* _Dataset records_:
____
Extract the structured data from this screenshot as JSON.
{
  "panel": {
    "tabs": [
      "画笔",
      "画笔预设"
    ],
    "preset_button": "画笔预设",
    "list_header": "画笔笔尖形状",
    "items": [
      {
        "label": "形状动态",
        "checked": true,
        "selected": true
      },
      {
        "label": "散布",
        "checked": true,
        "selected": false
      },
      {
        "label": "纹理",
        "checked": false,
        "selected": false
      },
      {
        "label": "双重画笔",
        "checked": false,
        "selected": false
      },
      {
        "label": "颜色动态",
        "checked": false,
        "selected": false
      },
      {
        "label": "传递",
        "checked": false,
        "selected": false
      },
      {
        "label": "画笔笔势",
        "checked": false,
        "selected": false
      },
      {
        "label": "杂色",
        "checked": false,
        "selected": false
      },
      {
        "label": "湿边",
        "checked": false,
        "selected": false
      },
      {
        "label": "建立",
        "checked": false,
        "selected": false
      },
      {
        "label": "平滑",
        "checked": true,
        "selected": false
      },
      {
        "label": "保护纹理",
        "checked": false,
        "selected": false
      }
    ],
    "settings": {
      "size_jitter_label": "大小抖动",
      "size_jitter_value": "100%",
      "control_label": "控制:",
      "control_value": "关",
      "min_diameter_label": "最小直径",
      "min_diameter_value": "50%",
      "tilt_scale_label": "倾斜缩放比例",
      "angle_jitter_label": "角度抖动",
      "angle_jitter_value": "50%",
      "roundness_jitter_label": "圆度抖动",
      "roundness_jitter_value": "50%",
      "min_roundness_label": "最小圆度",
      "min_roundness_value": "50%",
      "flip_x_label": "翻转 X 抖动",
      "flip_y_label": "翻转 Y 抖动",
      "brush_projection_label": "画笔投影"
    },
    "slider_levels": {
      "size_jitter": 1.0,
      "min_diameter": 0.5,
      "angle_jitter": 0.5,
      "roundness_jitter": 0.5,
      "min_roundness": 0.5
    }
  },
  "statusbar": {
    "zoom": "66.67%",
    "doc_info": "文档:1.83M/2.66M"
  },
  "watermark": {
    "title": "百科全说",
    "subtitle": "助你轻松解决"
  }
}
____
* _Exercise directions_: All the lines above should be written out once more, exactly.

* _Response to the task_:
Extract the structured data from this screenshot as JSON.
{
  "panel": {
    "tabs": [
      "画笔",
      "画笔预设"
    ],
    "preset_button": "画笔预设",
    "list_header": "画笔笔尖形状",
    "items": [
      {
        "label": "形状动态",
        "checked": true,
        "selected": true
      },
      {
        "label": "散布",
        "checked": true,
        "selected": false
      },
      {
        "label": "纹理",
        "checked": false,
        "selected": false
      },
      {
        "label": "双重画笔",
        "checked": false,
        "selected": false
      },
      {
        "label": "颜色动态",
        "checked": false,
        "selected": false
      },
      {
        "label": "传递",
        "checked": false,
        "selected": false
      },
      {
        "label": "画笔笔势",
        "checked": false,
        "selected": false
      },
      {
        "label": "杂色",
        "checked": false,
        "selected": false
      },
      {
        "label": "湿边",
        "checked": false,
        "selected": false
      },
      {
        "label": "建立",
        "checked": false,
        "selected": false
      },
      {
        "label": "平滑",
        "checked": true,
        "selected": false
      },
      {
        "label": "保护纹理",
        "checked": false,
        "selected": false
      }
    ],
    "settings": {
      "size_jitter_label": "大小抖动",
      "size_jitter_value": "100%",
      "control_label": "控制:",
      "control_value": "关",
      "min_diameter_label": "最小直径",
      "min_diameter_value": "50%",
      "tilt_scale_label": "倾斜缩放比例",
      "angle_jitter_label": "角度抖动",
      "angle_jitter_value": "50%",
      "roundness_jitter_label": "圆度抖动",
      "roundness_jitter_value": "50%",
      "min_roundness_label": "最小圆度",
      "min_roundness_value": "50%",
      "flip_x_label": "翻转 X 抖动",
      "flip_y_label": "翻转 Y 抖动",
      "brush_projection_label": "画笔投影"
    },
    "slider_levels": {
      "size_jitter": 1.0,
      "min_diameter": 0.5,
      "angle_jitter": 0.5,
      "roundness_jitter": 0.5,
      "min_roundness": 0.5
    }
  },
  "statusbar": {
    "zoom": "66.67%",
    "doc_info": "文档:1.83M/2.66M"
  },
  "watermark": {
    "title": "百科全说",
    "subtitle": "助你轻松解决"
  }
}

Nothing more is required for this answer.